The hovercraft example has a lift-to-thrust ratio of 17.3. Traditional aircraft are more efficient than hovercraft. Wings made with NACA 65A009 airfoils have a lift-to-thrust (i.e. L/D) ratio of 27.5. Traditional aircraft are about as efficient as a typical car or truck. Cars and trucks have a lift-to-thrust ratio of 33.3.

Configuration Recommendations:

I recommend the pusher configuration, placing the propeller behind the fuselage or wing, for traditional aircraft (those that create lift using a wing). In lieu of tiltrotors, helicopters, and/or quadcopters; I recommend thrust vectoring nozzles. Thrust vectoring nozzles create lift by redirecting the flow from a ducted propeller (a.k.a. axial flow fan), they can be fixed or adjustable. To create static pressure, I recommend placing a diffuser behind a ducted propeller. The use of a ducted fan in combination with a diffuser is a replacement for an axial flow compressor. An axial flow compressor utilizes a rotor and stator to increase static pressure (the combination of a rotor and stator is called a stage). Velocity is constant through an axial flow compressor, this requires area to decrease. The diffuser creates static pressure by decreasing velocity and increasing area. The combination of a ducted fan and diffuser has many benefits over an axial flow compressor; higher thrust-to-weight ratio, higher efficiency, less cost to manufacture, cheaper to maintain. However, since axial flow compressors typically utilize multiple stages, the combination of a ducted fan and diffuser will not create as high of a pressure ratio as a typical axial flow compressor. Axial flow compressors require tight tip clearances. Ducted fans do not require tight tip clearances, regardless if they are used by themselves, with diffusers, or with thrust vectoring nozzles. Below are pictures of these configurations:

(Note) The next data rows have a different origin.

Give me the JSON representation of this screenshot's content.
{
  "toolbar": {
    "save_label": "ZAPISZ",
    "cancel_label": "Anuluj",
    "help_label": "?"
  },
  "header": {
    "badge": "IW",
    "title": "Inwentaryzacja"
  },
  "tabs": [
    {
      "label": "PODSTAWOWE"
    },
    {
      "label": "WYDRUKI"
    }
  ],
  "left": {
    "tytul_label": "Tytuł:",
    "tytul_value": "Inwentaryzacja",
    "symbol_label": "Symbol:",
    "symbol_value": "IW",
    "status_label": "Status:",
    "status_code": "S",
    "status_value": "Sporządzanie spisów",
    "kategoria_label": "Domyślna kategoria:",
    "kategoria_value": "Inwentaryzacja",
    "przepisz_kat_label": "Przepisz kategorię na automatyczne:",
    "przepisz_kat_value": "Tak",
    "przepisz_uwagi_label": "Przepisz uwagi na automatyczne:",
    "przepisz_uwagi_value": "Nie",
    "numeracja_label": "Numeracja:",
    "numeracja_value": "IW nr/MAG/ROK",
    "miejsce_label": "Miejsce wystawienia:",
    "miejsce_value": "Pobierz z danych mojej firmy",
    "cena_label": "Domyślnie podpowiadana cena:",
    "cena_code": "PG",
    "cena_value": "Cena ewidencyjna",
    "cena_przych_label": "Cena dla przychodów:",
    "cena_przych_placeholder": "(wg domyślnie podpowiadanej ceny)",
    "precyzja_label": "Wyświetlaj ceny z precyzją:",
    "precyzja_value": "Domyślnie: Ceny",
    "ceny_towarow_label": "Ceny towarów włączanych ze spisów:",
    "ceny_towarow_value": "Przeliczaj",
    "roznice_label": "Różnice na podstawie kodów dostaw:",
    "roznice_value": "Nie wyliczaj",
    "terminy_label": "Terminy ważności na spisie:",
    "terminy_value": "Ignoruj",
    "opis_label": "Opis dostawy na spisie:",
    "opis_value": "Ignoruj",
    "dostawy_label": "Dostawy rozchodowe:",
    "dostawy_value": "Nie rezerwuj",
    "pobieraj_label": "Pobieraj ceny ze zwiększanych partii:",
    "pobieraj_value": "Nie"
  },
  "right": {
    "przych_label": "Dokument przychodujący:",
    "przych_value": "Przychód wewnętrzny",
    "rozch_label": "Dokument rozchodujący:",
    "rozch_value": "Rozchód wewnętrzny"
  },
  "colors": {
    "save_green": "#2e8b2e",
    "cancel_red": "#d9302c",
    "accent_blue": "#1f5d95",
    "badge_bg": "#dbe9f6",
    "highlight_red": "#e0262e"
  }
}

Sweep Recommendations:

Sweeping the airfoils is recommended over sweeping the blade. You should only use sweep when the vehicle velocity is greater than Mach .5. You can not tell visually if the airfoils are swept or not. Many propeller manufacturers create the illusion of sweep by manipulating the chord distribution (one such example is scimitar blades). Many propeller manufactures also tout the virtues of sweep for low speed aircraft, don't let them fool you.


Below are pictures showing the same blade with two different sweep methods. They both perform the same aerodynamically. However, the swept blade configuration may cause structural problems. Therefore, using the swept airfoil method is always advised.